Cut out cityscapes


Zupagrafika, a design company based in Poland, have reinvented paper cut-out models with a twist. Not for them the farmyard scenes or castles of my childhood. They are recreating the brutalist architecture of the post-WW2 world, with a concentration on the former Soviet Bloc countries.

One wonderful example is called “Brutal East” and contains 7 models representing brutalist Eastern Bloc architecture. This cut-out and stick pack contains such delights as a Czech panelák estate from Prague (which is pretty similar to other functionalist concrete estates to be found stretching from France across Europe right through to Mother Russia itself), Eastern Gate of Belgrade. Belgrade (Serbia), “Romanița” Collective Housing Tower. Chisinau (Moldova), House of Soviets. Kaliningrad (Russia), Novosmolenskaya Housing Complex. St. Petersburg (Russia), Sporto Rūmai. Vilnius (Lithuania) and “Manhattan” Housing Complex. Wrocław (Poland).

Over the years I have encountered a great deal of such architecture, most recently in the wonderful Belarus capital of Minsk. 

20161027_140153

This is a shining example in Prague – The Kotva Department Store built in the early 1970s.

20160722_200352

And this gem was in Usti nad Labem back in the 1990s.

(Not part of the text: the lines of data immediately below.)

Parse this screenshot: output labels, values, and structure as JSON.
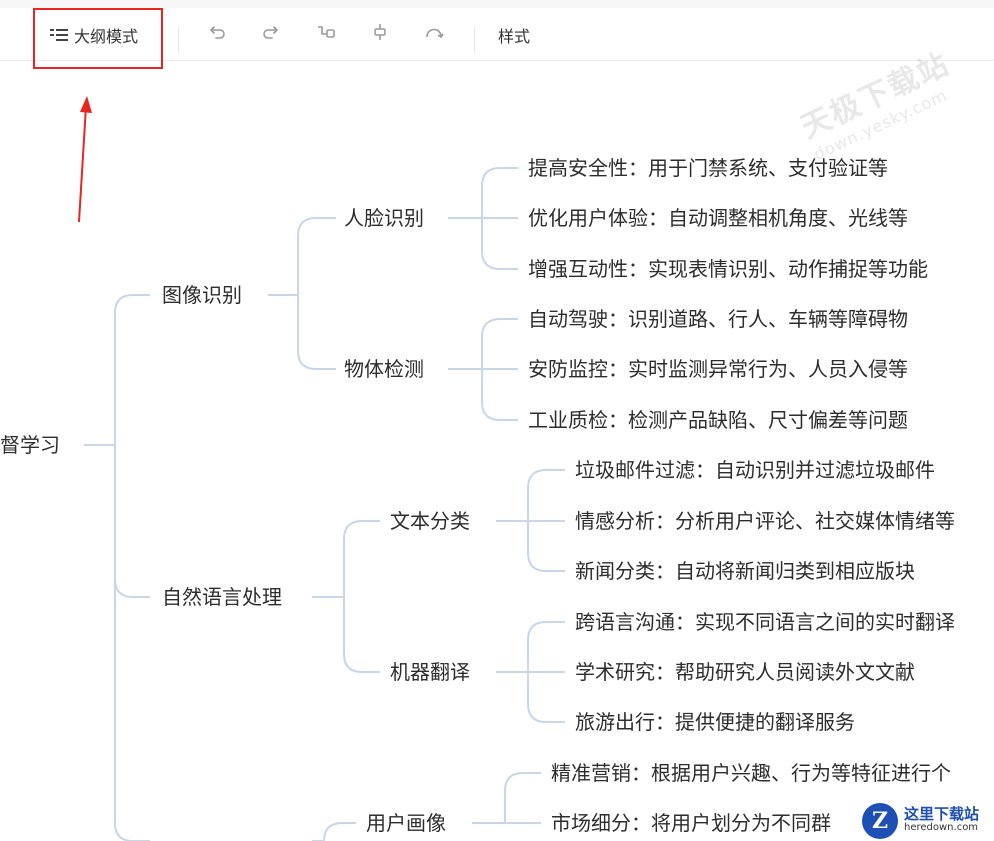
{
  "toolbar": {
    "outline_label": "大纲模式",
    "style_label": "样式",
    "icons": [
      "undo-icon",
      "redo-icon",
      "insert-child-icon",
      "insert-sibling-icon",
      "relation-icon"
    ]
  },
  "watermark": {
    "text": "天极下载站",
    "url": "down.yesky.com"
  },
  "corner_logo": {
    "text": "这里下载站",
    "url": "heredown.com"
  },
  "mindmap": {
    "root": "督学习",
    "branches": [
      {
        "label": "图像识别",
        "children": [
          {
            "label": "人脸识别",
            "children": [
              "提高安全性：用于门禁系统、支付验证等",
              "优化用户体验：自动调整相机角度、光线等",
              "增强互动性：实现表情识别、动作捕捉等功能"
            ]
          },
          {
            "label": "物体检测",
            "children": [
              "自动驾驶：识别道路、行人、车辆等障碍物",
              "安防监控：实时监测异常行为、人员入侵等",
              "工业质检：检测产品缺陷、尺寸偏差等问题"
            ]
          }
        ]
      },
      {
        "label": "自然语言处理",
        "children": [
          {
            "label": "文本分类",
            "children": [
              "垃圾邮件过滤：自动识别并过滤垃圾邮件",
              "情感分析：分析用户评论、社交媒体情绪等",
              "新闻分类：自动将新闻归类到相应版块"
            ]
          },
          {
            "label": "机器翻译",
            "children": [
              "跨语言沟通：实现不同语言之间的实时翻译",
              "学术研究：帮助研究人员阅读外文文献",
              "旅游出行：提供便捷的翻译服务"
            ]
          }
        ]
      },
      {
        "label": "",
        "children": [
          {
            "label": "用户画像",
            "children": [
              "精准营销：根据用户兴趣、行为等特征进行个",
              "市场细分：将用户划分为不同群"
            ]
          }
        ]
      }
    ]
  }
}
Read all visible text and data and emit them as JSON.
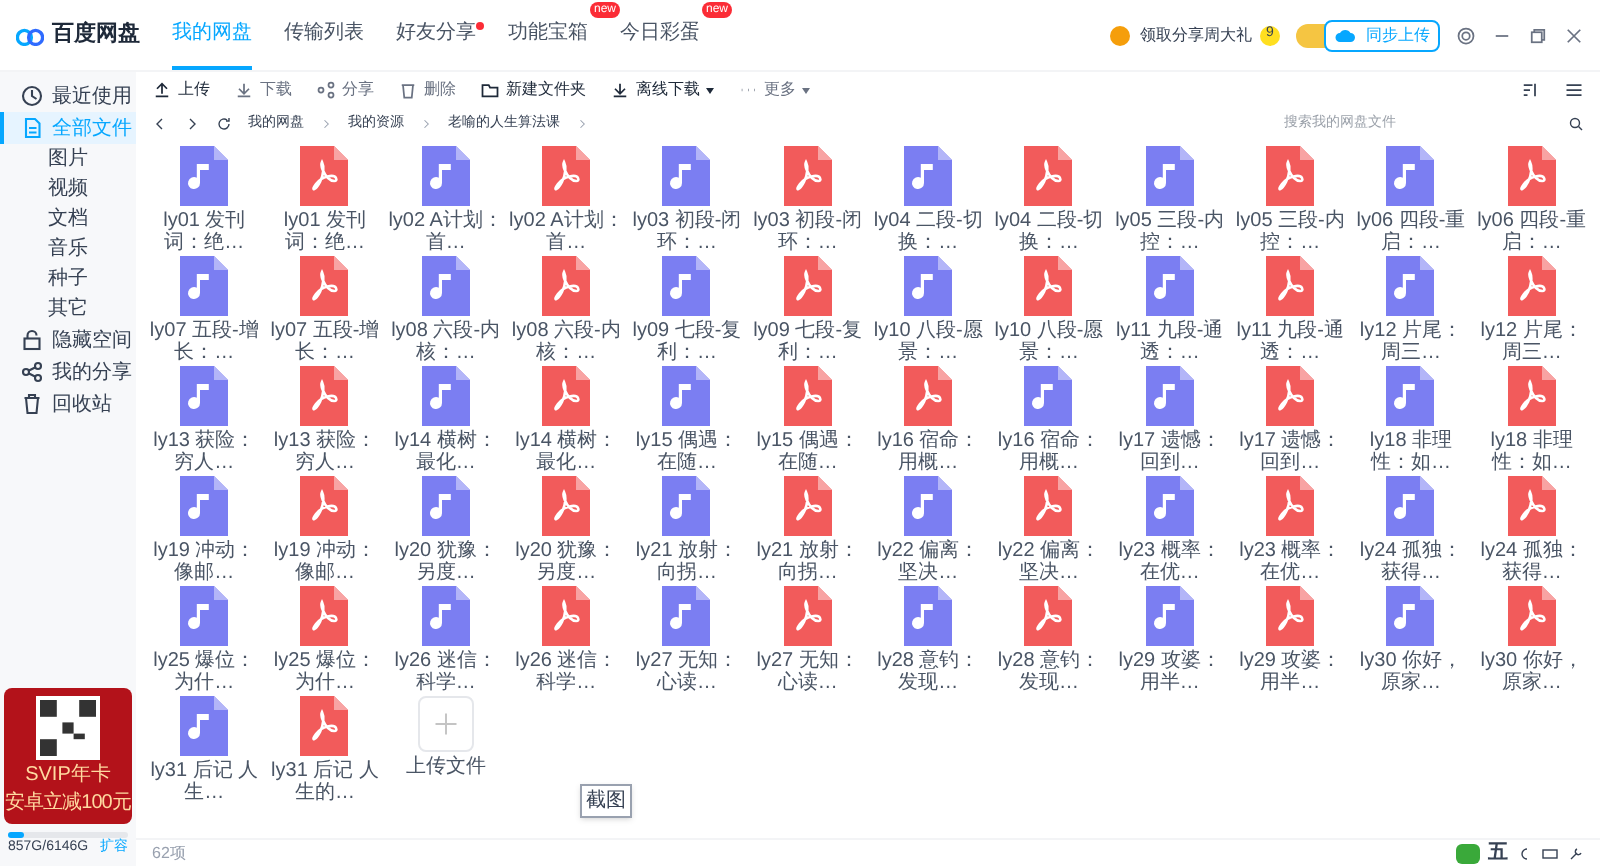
{
  "app": {
    "title": "百度网盘"
  },
  "tabs": [
    {
      "label": "我的网盘",
      "selected": true
    },
    {
      "label": "传输列表",
      "selected": false
    },
    {
      "label": "好友分享",
      "selected": false,
      "dot": true
    },
    {
      "label": "功能宝箱",
      "selected": false,
      "badge": "new"
    },
    {
      "label": "今日彩蛋",
      "selected": false,
      "badge": "new"
    }
  ],
  "promo": {
    "text": "领取分享周大礼",
    "count": "9"
  },
  "upload_popup": {
    "label": "同步上传"
  },
  "sidebar": {
    "items": [
      {
        "label": "最近使用",
        "selected": false
      },
      {
        "label": "全部文件",
        "selected": true,
        "children": [
          {
            "label": "图片"
          },
          {
            "label": "视频"
          },
          {
            "label": "文档"
          },
          {
            "label": "音乐"
          },
          {
            "label": "种子"
          },
          {
            "label": "其它"
          }
        ]
      },
      {
        "label": "隐藏空间",
        "selected": false
      },
      {
        "label": "我的分享",
        "selected": false
      },
      {
        "label": "回收站",
        "selected": false
      }
    ],
    "ad": {
      "line1": "SVIP年卡",
      "line2": "安卓立减100元"
    },
    "storage": {
      "text": "857G/6146G",
      "level": 0.14,
      "action": "扩容"
    }
  },
  "toolbar": [
    {
      "label": "上传",
      "disabled": false,
      "caret": false
    },
    {
      "label": "下载",
      "disabled": true,
      "caret": false
    },
    {
      "label": "分享",
      "disabled": true,
      "caret": false
    },
    {
      "label": "删除",
      "disabled": true,
      "caret": false
    },
    {
      "label": "新建文件夹",
      "disabled": false,
      "caret": false
    },
    {
      "label": "离线下载",
      "disabled": false,
      "caret": true
    },
    {
      "label": "更多",
      "disabled": true,
      "caret": true
    }
  ],
  "breadcrumb": [
    "我的网盘",
    "我的资源",
    "老喻的人生算法课"
  ],
  "search": {
    "placeholder": "搜索我的网盘文件"
  },
  "files": [
    {
      "name": "ly01 发刊词：绝…",
      "kind": "audio"
    },
    {
      "name": "ly01 发刊词：绝…",
      "kind": "pdf"
    },
    {
      "name": "ly02 A计划：首…",
      "kind": "audio"
    },
    {
      "name": "ly02 A计划：首…",
      "kind": "pdf"
    },
    {
      "name": "ly03 初段-闭环：…",
      "kind": "audio"
    },
    {
      "name": "ly03 初段-闭环：…",
      "kind": "pdf"
    },
    {
      "name": "ly04 二段-切换：…",
      "kind": "audio"
    },
    {
      "name": "ly04 二段-切换：…",
      "kind": "pdf"
    },
    {
      "name": "ly05 三段-内控：…",
      "kind": "audio"
    },
    {
      "name": "ly05 三段-内控：…",
      "kind": "pdf"
    },
    {
      "name": "ly06 四段-重启：…",
      "kind": "audio"
    },
    {
      "name": "ly06 四段-重启：…",
      "kind": "pdf"
    },
    {
      "name": "ly07 五段-增长：…",
      "kind": "audio"
    },
    {
      "name": "ly07 五段-增长：…",
      "kind": "pdf"
    },
    {
      "name": "ly08 六段-内核：…",
      "kind": "audio"
    },
    {
      "name": "ly08 六段-内核：…",
      "kind": "pdf"
    },
    {
      "name": "ly09 七段-复利：…",
      "kind": "audio"
    },
    {
      "name": "ly09 七段-复利：…",
      "kind": "pdf"
    },
    {
      "name": "ly10 八段-愿景：…",
      "kind": "audio"
    },
    {
      "name": "ly10 八段-愿景：…",
      "kind": "pdf"
    },
    {
      "name": "ly11 九段-通透：…",
      "kind": "audio"
    },
    {
      "name": "ly11 九段-通透：…",
      "kind": "pdf"
    },
    {
      "name": "ly12 片尾：周三…",
      "kind": "audio"
    },
    {
      "name": "ly12 片尾：周三…",
      "kind": "pdf"
    },
    {
      "name": "ly13 获险：穷人…",
      "kind": "audio"
    },
    {
      "name": "ly13 获险：穷人…",
      "kind": "pdf"
    },
    {
      "name": "ly14 横树：最化…",
      "kind": "audio"
    },
    {
      "name": "ly14 横树：最化…",
      "kind": "pdf"
    },
    {
      "name": "ly15 偶遇：在随…",
      "kind": "audio"
    },
    {
      "name": "ly15 偶遇：在随…",
      "kind": "pdf"
    },
    {
      "name": "ly16 宿命：用概…",
      "kind": "pdf"
    },
    {
      "name": "ly16 宿命：用概…",
      "kind": "audio"
    },
    {
      "name": "ly17 遗憾：回到…",
      "kind": "audio"
    },
    {
      "name": "ly17 遗憾：回到…",
      "kind": "pdf"
    },
    {
      "name": "ly18 非理性：如…",
      "kind": "audio"
    },
    {
      "name": "ly18 非理性：如…",
      "kind": "pdf"
    },
    {
      "name": "ly19 冲动：像邮…",
      "kind": "audio"
    },
    {
      "name": "ly19 冲动：像邮…",
      "kind": "pdf"
    },
    {
      "name": "ly20 犹豫：另度…",
      "kind": "audio"
    },
    {
      "name": "ly20 犹豫：另度…",
      "kind": "pdf"
    },
    {
      "name": "ly21 放射：向拐…",
      "kind": "audio"
    },
    {
      "name": "ly21 放射：向拐…",
      "kind": "pdf"
    },
    {
      "name": "ly22 偏离：坚决…",
      "kind": "audio"
    },
    {
      "name": "ly22 偏离：坚决…",
      "kind": "pdf"
    },
    {
      "name": "ly23 概率：在优…",
      "kind": "audio"
    },
    {
      "name": "ly23 概率：在优…",
      "kind": "pdf"
    },
    {
      "name": "ly24 孤独：获得…",
      "kind": "audio"
    },
    {
      "name": "ly24 孤独：获得…",
      "kind": "pdf"
    },
    {
      "name": "ly25 爆位：为什…",
      "kind": "audio"
    },
    {
      "name": "ly25 爆位：为什…",
      "kind": "pdf"
    },
    {
      "name": "ly26 迷信：科学…",
      "kind": "audio"
    },
    {
      "name": "ly26 迷信：科学…",
      "kind": "pdf"
    },
    {
      "name": "ly27 无知：心读…",
      "kind": "audio"
    },
    {
      "name": "ly27 无知：心读…",
      "kind": "pdf"
    },
    {
      "name": "ly28 意钓：发现…",
      "kind": "audio"
    },
    {
      "name": "ly28 意钓：发现…",
      "kind": "pdf"
    },
    {
      "name": "ly29 攻婆：用半…",
      "kind": "audio"
    },
    {
      "name": "ly29 攻婆：用半…",
      "kind": "pdf"
    },
    {
      "name": "ly30 你好，原家…",
      "kind": "audio"
    },
    {
      "name": "ly30 你好，原家…",
      "kind": "pdf"
    },
    {
      "name": "ly31 后记 人生…",
      "kind": "audio"
    },
    {
      "name": "ly31 后记 人生的…",
      "kind": "pdf"
    },
    {
      "name": "上传文件",
      "kind": "upload"
    }
  ],
  "tooltip": "截图",
  "status_bar": {
    "count": "62项",
    "ime": "五"
  }
}
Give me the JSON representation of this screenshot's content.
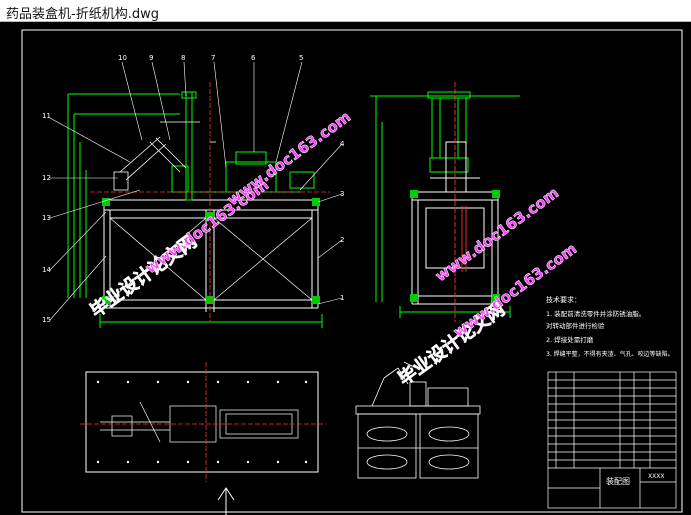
{
  "window": {
    "title": "药品装盒机-折纸机构.dwg"
  },
  "drawing": {
    "part_numbers": [
      "10",
      "9",
      "8",
      "7",
      "6",
      "5",
      "4",
      "3",
      "2",
      "1",
      "11",
      "12",
      "13",
      "14",
      "15"
    ],
    "watermarks": {
      "site_cn": "毕业设计论文网",
      "site_url": "www.doc163.com"
    },
    "tech_requirements": {
      "heading": "技术要求：",
      "items": [
        "1. 装配前清洗零件并涂防锈油脂。",
        "对转动部件进行检验",
        "2. 焊接处需打磨",
        "3. 焊缝平整，不得有夹渣、气孔、咬边等缺陷。"
      ]
    },
    "title_block": {
      "name": "装配图",
      "code": "XXXX"
    }
  }
}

LOMO_20170114_173148[1]

England also has its fair collection of brutalist buildings as can be seen from this mini exhibition at the Royal Academy of Arts. 

20170312_162236[1]

 

I hope that Zupagrafika also turn their attention to some of the other former Soviet Bloc states such as Skopje which had a most amazing array of horrendous concrete buildings when I worked there in 1999. The central post office in Skopje reminded me of a dressed roast as seen in 1960s cookery books. This is “proper” ugly.

skopje post office architecture

http://yomadic.com/communist-architecture-skopje-kenzo-tange/

Here is a better image from Wikimedia:

1200px-Pošta_vo_Skopje,_Macedonia

Now Skopje is undergoing a transformation, the graphic designers need to get in quick.